Under the state’s pilot program, launched in 2015, North Carolina’s two virtual charter schools—which enroll students from across the state—receive roughly the same funding as typical, “brick-and-mortar” charters, although they are not entitled to per-pupil cash designated for low-wealth and small counties.

State law also caps local funding amounts per student at $790. Depending on the district in which the student resides, that may be more or less than the local funding per student, although Currie said this week that his program often loses out when it comes to students hailing from the state’s largest school systems in Wake and Mecklenburg counties.

And, although virtual charters are generally thought to offer less costly schooling because students can take all of their classes online and not in a traditional school facility, Currie said this week that he believes virtual programs have roughly the same costs.

Virtual charter backers say the programs offer a flexible alternative to K-12 students who’ve struggled in a traditional environment, although many public school advocates have been openly critical of for-profit affiliated virtual charter programs, which they say have reported dismal academic results and soaring dropout rates [5] in states across the country, including North Carolina [6].

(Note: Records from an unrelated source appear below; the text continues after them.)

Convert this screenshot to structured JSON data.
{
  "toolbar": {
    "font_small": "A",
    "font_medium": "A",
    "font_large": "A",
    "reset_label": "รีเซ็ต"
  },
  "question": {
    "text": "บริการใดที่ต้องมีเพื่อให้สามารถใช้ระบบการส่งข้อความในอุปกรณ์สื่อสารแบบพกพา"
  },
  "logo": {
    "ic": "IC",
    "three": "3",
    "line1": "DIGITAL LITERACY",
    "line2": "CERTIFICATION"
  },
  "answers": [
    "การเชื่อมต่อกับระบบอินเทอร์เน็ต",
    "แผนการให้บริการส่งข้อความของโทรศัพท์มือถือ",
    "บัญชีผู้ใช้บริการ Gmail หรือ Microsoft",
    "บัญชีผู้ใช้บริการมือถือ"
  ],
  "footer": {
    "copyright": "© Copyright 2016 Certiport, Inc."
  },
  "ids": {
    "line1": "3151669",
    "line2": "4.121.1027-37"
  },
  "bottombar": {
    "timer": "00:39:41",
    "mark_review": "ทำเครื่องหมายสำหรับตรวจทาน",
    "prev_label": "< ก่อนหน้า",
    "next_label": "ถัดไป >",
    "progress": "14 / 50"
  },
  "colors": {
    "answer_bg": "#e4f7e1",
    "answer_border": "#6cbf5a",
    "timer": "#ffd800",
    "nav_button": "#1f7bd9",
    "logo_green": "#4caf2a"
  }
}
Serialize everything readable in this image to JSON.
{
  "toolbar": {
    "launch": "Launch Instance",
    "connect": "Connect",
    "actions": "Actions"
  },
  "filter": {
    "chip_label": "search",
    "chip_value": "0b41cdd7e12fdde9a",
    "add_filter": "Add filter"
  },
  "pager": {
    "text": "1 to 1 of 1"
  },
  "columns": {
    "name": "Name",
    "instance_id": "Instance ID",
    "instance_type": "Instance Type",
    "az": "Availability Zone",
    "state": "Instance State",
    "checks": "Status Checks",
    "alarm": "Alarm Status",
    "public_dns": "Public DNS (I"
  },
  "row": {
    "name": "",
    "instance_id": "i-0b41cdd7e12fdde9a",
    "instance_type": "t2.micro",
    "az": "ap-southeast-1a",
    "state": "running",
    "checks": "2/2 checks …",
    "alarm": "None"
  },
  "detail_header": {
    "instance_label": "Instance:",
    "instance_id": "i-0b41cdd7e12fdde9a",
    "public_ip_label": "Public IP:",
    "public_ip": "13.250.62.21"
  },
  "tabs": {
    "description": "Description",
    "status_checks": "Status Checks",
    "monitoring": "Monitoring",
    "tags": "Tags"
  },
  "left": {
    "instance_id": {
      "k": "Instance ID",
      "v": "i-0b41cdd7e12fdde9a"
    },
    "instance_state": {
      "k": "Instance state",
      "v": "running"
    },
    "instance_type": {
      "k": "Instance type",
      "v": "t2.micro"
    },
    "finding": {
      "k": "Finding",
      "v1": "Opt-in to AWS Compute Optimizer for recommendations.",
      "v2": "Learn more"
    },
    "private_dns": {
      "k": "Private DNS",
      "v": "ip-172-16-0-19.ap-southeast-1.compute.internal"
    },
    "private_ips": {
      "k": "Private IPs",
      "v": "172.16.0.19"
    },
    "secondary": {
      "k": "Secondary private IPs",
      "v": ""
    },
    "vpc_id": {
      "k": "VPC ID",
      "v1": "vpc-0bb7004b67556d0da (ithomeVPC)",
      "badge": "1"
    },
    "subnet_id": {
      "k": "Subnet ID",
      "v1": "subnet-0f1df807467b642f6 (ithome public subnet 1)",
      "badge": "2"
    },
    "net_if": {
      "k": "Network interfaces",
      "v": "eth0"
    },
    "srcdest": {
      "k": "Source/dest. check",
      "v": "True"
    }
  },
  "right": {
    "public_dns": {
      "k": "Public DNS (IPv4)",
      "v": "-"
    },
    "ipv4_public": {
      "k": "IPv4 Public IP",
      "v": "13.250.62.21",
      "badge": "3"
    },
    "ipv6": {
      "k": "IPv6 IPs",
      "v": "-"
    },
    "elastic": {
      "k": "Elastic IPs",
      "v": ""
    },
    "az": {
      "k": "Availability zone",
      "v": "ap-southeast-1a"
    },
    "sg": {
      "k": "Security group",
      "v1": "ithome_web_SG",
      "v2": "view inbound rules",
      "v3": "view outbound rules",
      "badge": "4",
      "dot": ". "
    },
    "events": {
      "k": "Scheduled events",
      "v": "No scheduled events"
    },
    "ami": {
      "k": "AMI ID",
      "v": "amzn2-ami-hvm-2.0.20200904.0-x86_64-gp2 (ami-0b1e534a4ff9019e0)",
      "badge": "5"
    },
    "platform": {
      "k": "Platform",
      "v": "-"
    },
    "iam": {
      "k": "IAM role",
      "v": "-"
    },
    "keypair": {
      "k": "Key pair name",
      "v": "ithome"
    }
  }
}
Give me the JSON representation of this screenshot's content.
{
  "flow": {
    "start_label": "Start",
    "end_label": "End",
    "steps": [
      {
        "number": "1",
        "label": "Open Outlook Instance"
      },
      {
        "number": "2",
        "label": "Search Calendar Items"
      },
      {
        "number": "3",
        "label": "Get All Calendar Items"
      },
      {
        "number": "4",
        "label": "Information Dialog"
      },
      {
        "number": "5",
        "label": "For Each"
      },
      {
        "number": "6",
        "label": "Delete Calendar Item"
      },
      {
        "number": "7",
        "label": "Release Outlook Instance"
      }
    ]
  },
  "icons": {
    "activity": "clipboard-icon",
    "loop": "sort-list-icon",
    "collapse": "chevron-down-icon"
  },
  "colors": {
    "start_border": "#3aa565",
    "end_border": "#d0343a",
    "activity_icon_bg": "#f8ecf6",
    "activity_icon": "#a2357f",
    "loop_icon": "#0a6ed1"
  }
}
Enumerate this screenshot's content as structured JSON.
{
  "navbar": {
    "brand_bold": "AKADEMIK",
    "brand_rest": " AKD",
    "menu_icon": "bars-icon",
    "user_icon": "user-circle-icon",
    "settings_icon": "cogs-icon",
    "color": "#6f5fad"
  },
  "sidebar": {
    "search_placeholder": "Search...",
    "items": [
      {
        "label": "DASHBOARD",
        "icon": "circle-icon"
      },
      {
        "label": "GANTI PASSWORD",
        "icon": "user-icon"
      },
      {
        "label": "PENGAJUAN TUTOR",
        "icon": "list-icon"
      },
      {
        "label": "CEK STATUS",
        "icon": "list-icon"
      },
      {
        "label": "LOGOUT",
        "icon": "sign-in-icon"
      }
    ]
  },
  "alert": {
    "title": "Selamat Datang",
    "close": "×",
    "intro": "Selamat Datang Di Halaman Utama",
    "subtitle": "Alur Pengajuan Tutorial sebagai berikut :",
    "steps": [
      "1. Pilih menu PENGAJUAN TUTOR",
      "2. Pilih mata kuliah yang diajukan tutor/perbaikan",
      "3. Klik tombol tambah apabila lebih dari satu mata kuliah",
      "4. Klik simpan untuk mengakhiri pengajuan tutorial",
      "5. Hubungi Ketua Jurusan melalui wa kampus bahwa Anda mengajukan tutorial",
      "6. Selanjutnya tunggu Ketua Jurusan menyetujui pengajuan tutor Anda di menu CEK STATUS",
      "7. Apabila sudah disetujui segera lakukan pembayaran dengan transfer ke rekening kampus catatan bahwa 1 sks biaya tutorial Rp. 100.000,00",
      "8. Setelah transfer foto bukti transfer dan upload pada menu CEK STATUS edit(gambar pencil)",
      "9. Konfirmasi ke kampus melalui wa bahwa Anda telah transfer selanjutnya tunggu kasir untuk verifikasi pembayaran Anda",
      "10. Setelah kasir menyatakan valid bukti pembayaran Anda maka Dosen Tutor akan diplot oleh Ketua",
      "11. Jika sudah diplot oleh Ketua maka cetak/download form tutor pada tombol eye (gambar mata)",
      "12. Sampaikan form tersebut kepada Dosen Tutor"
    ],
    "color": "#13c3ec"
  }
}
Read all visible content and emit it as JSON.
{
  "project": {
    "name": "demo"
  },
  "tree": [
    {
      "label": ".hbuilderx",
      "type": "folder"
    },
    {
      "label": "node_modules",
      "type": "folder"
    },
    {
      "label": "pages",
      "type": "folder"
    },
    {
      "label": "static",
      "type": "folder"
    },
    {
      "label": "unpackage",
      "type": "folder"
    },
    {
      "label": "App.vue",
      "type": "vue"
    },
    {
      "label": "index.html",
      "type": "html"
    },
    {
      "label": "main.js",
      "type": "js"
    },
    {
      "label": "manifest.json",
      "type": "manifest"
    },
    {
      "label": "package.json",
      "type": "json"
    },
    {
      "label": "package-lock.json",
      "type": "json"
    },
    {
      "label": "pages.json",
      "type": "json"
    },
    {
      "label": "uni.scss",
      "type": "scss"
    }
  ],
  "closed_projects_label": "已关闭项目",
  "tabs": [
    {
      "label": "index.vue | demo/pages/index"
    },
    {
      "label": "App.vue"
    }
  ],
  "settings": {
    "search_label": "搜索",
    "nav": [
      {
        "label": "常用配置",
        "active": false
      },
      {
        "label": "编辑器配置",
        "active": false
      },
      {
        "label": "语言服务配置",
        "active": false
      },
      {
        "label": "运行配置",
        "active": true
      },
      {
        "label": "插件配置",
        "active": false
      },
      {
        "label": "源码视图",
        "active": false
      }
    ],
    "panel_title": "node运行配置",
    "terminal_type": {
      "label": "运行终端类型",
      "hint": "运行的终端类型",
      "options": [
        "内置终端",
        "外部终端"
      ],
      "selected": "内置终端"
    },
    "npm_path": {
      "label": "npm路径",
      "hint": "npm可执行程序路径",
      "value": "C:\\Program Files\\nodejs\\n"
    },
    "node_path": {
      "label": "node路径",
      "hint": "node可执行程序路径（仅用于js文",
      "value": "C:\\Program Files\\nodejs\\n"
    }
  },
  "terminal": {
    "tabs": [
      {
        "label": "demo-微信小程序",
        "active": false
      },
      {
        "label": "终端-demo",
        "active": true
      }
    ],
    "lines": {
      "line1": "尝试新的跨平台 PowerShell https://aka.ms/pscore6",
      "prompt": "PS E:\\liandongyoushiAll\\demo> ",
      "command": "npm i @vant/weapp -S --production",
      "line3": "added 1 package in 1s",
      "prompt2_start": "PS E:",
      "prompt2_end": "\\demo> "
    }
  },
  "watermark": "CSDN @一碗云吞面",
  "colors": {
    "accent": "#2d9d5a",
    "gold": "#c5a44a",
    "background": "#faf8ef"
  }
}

A 2015 Stanford University study [7] reported serious deficiencies in student performance nationwide in like programs.

The pilots for Connections Academy and Virtual Academy are now entering their third year of operations. Currie said this week that the uncertainty about the school’s future is affecting the families it serves.

“We have families that want to know if the school will be there next year,” said Currie. “It’s really not helping our enrollment.”

State lawmakers made no decisions on virtual charters Tuesday, but say that they expect the matter to return in a pending committee discussion, which has yet to be scheduled as of this writing.

Look for expanded coverage of this important issue Wednesday morning at Policy Watch.